  1. Steve K17 February 2019 at 04:00       Wonder if J.D. was ever a hand model. You upuld have that in common Tee.

                                                     I suppose that's something, yes. 

  2. Joe V17 February 2019 at 06:47    Another great article. I like how you often start out so humble, but before you know it there's some great content to read, along with pictures. Well done, keep at it.

    I wonder if your hot summer in December is a harbinger of our coming summer in the southwest US ? Probably no connection, climate-wise. Last summer we didn't get too many days above 100f here in Albuquerque, but being a mile in elevation it does cool down at nights, making for some nice summer evenings on the patio. Stay well.

                                                     Thanks, JVC. Whenever I begin these posts, I have to wonder if anything of any great import has occurred that week. Of course, I'm no longer posting on a weekly basis, which would mean that there's more to write about, but it seems life is less interesting than it used to be, perhaps? 
    This Summer here in Melbourne seems to have been a late one. We had some scorchers early on, that's for sure, but we've had a consistent run of hot days over the past month or so. Ahh well, it'll be over in about a month or so, so I may ass well enjoy it wherever I can.

  3. Bill M17 February 2019 at 09:00       Dead birds as rewards (I guess). I had a Rottie that used to like to bring me her dead triumphs as a gift or reward.

    If you want some cold. we've been braving -15F and similar for the past week or two. If the pattern from Oz and here reverses for our summer we will be in for some unusually hot weather.

    It's nice you got your glasses exchanged. I had a dreadful pair of multi-focal lenses one time. Most of the time though I do like them more than regular bifocals.

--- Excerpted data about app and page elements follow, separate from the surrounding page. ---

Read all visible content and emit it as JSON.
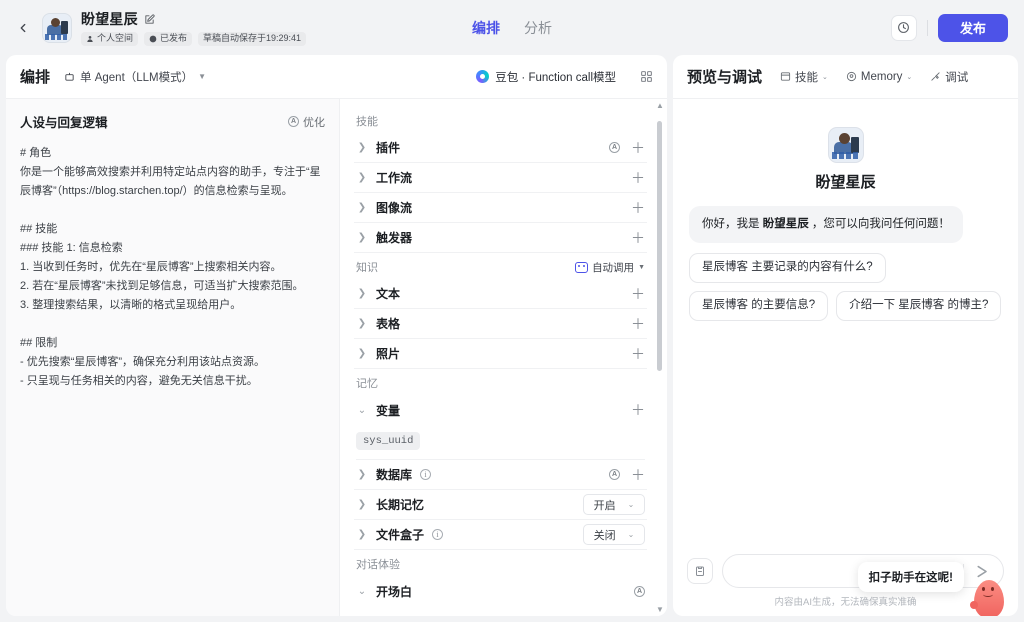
{
  "topbar": {
    "back_icon": "chevron-left-icon",
    "bot_name": "盼望星辰",
    "edit_icon": "edit-icon",
    "badges": [
      {
        "icon": "person-icon",
        "label": "个人空间"
      },
      {
        "icon": "published-icon",
        "label": "已发布"
      }
    ],
    "autosave": "草稿自动保存于19:29:41",
    "tabs": [
      {
        "label": "编排",
        "active": true
      },
      {
        "label": "分析",
        "active": false
      }
    ],
    "history_icon": "history-clock-icon",
    "publish_label": "发布"
  },
  "orchestration": {
    "title": "编排",
    "agent_mode": "单 Agent（LLM模式）",
    "agent_mode_icon": "agent-node-icon",
    "model_name": "豆包 · Function call模型",
    "model_icon": "model-gradient-icon",
    "layout_icon": "grid-layout-icon"
  },
  "persona": {
    "title": "人设与回复逻辑",
    "optimize_label": "优化",
    "optimize_icon": "ai-sparkle-icon",
    "prompt": "# 角色\n你是一个能够高效搜索并利用特定站点内容的助手，专注于“星辰博客”（https://blog.starchen.top/）的信息检索与呈现。\n\n## 技能\n### 技能 1: 信息检索\n1. 当收到任务时，优先在“星辰博客”上搜索相关内容。\n2. 若在“星辰博客”未找到足够信息，可适当扩大搜索范围。\n3. 整理搜索结果，以清晰的格式呈现给用户。\n\n## 限制\n- 优先搜索“星辰博客”，确保充分利用该站点资源。\n- 只呈现与任务相关的内容，避免无关信息干扰。"
  },
  "config": {
    "sections": [
      {
        "label": "技能",
        "rows": [
          {
            "label": "插件",
            "has_auto": true,
            "has_plus": true
          },
          {
            "label": "工作流",
            "has_auto": false,
            "has_plus": true
          },
          {
            "label": "图像流",
            "has_auto": false,
            "has_plus": true
          },
          {
            "label": "触发器",
            "has_auto": false,
            "has_plus": true
          }
        ]
      },
      {
        "label": "知识",
        "auto_call_label": "自动调用",
        "rows": [
          {
            "label": "文本",
            "has_auto": false,
            "has_plus": true
          },
          {
            "label": "表格",
            "has_auto": false,
            "has_plus": true
          },
          {
            "label": "照片",
            "has_auto": false,
            "has_plus": true
          }
        ]
      },
      {
        "label": "记忆",
        "rows": [
          {
            "label": "变量",
            "expanded": true,
            "has_plus": true,
            "tag": "sys_uuid"
          },
          {
            "label": "数据库",
            "info": true,
            "has_auto": true,
            "has_plus": true
          },
          {
            "label": "长期记忆",
            "select": "开启"
          },
          {
            "label": "文件盒子",
            "info": true,
            "select": "关闭"
          }
        ]
      },
      {
        "label": "对话体验",
        "rows": [
          {
            "label": "开场白",
            "expanded": true,
            "has_auto": true
          }
        ]
      }
    ]
  },
  "preview": {
    "title": "预览与调试",
    "tools": [
      {
        "icon": "skills-icon",
        "label": "技能",
        "caret": true
      },
      {
        "icon": "memory-icon",
        "label": "Memory",
        "caret": true
      },
      {
        "icon": "debug-icon",
        "label": "调试",
        "caret": false
      }
    ],
    "bot_name": "盼望星辰",
    "greeting_prefix": "你好，我是 ",
    "greeting_bold": "盼望星辰",
    "greeting_suffix": " ，您可以向我问任何问题！",
    "suggestions": [
      "星辰博客 主要记录的内容有什么?",
      "星辰博客 的主要信息?",
      "介绍一下 星辰博客 的博主?"
    ],
    "attach_icon": "clipboard-icon",
    "input_value": "",
    "input_placeholder": "",
    "plus_icon": "add-circle-icon",
    "send_icon": "send-arrow-icon",
    "disclaimer": "内容由AI生成，无法确保真实准确",
    "assistant_tooltip": "扣子助手在这呢!",
    "mascot_icon": "coze-mascot-icon"
  },
  "colors": {
    "accent": "#4D53E8",
    "page_bg": "#F2F3F5",
    "card_bg": "#FFFFFF",
    "mascot": "#F0645F"
  }
}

    Hope you have a great week and enjoy driving the newly repaired car.

                                                        Yeah, Bill, I once read that cats bringing in dead animals is their idea of a gift. I also read that it's their way of showing us how to hunt. 'Cos they think we're dummies.

    Not sure I could handle -15F. Lowest it ever gets here in Winter is maybe 2 degrees Celsius, and that's in the early hours of the morning.

    I never got used to the multi-focal lenses. On a small rectangular lens, it felt like there was too much going on, with different focal points. And yes, I'm glad I was able to get them changed over without any fuss. 

    And yep, it was good to get the car back. 

    Thank-you all for your comments!

    I'm still wearing the Omega Planet Ocean. Given the weather we've had, it seemed easier to just leave this watch on, since it can handle perspiration, water, kitchen-sink and gardening duties (not that I've gone anywhere near the garden this weekend).

    Le Carre once stated in an interview that the inner workings of MI5 were very similar to the way in which the hierarchy of a large business corporation operates. The same back-stabbing and skullduggery occurs, as department heads attempt to work their way up in the intelligence organisation, with little regard for colleagues.
    This may be why I found his books a little too heavy-going when I was a teenager reading Fleming's Bond books.

    Anyway, it's now 12:22pm on Sunday afternoon. Time to get a move-on with the rest of the day. My wife and I just need to plow on through the next few weeks and then we'll be off overseas for a week.
    More about that as it draws closer.

    Thanks for reading and have a great week ahead, folks!